Directions for this task: Lines in the data below that contain the word "Toko" are to be copied.

(Entries from a dataset of interfaces)
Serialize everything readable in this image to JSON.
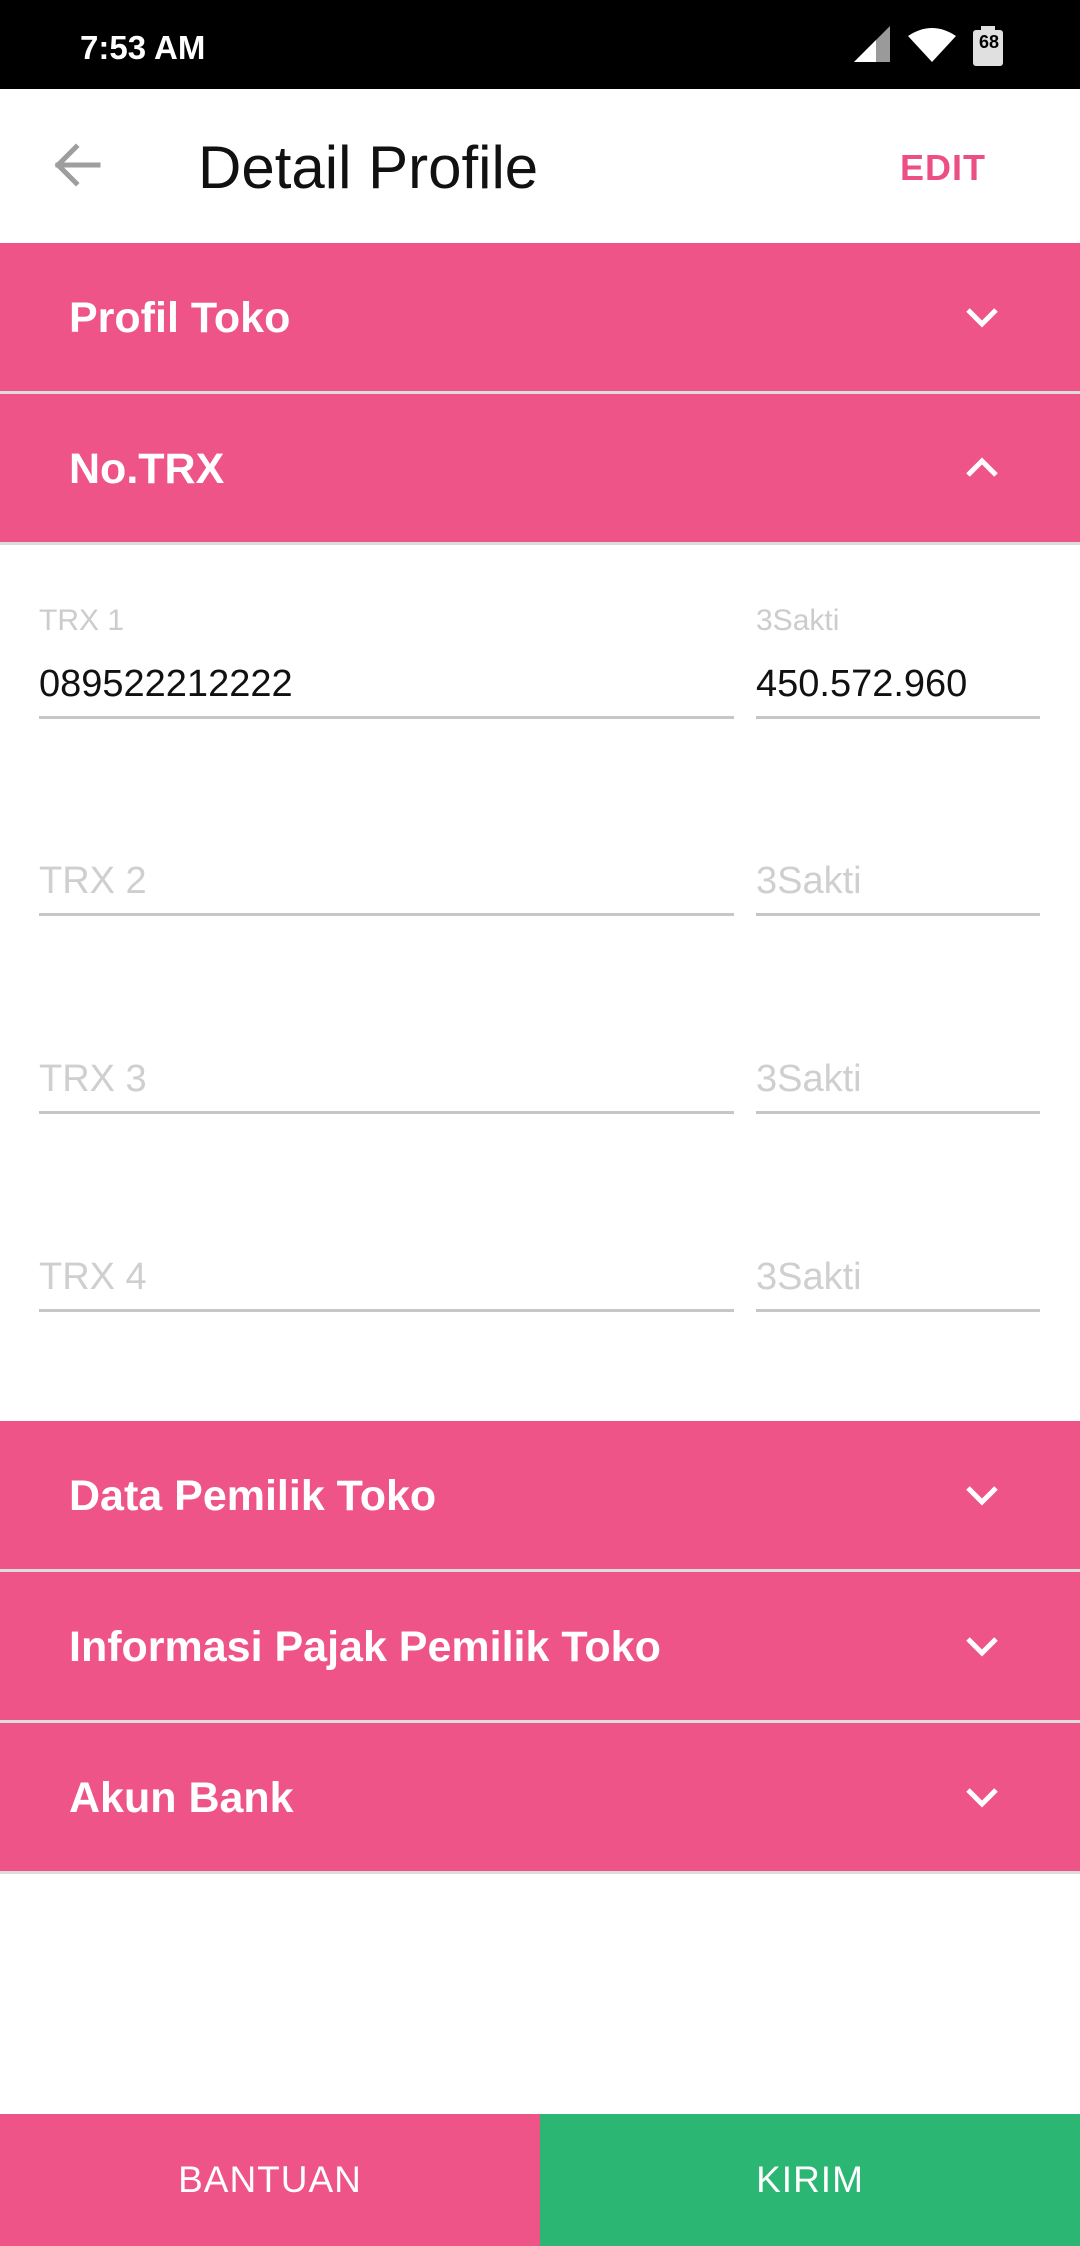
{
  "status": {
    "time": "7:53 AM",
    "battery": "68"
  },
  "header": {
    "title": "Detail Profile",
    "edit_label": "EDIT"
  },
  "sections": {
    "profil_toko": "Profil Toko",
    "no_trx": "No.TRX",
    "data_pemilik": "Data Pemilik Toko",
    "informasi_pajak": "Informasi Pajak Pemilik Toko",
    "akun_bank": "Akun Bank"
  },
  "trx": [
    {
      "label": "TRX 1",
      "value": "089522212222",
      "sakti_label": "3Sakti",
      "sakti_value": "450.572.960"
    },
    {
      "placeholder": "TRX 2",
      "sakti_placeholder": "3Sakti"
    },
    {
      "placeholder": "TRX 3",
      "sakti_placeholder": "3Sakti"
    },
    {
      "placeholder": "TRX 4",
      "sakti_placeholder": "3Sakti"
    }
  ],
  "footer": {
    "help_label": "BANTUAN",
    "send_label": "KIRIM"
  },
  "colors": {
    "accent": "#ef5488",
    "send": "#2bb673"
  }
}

Output of the exercise:
    "profil_toko": "Profil Toko",
    "data_pemilik": "Data Pemilik Toko",
    "informasi_pajak": "Informasi Pajak Pemilik Toko",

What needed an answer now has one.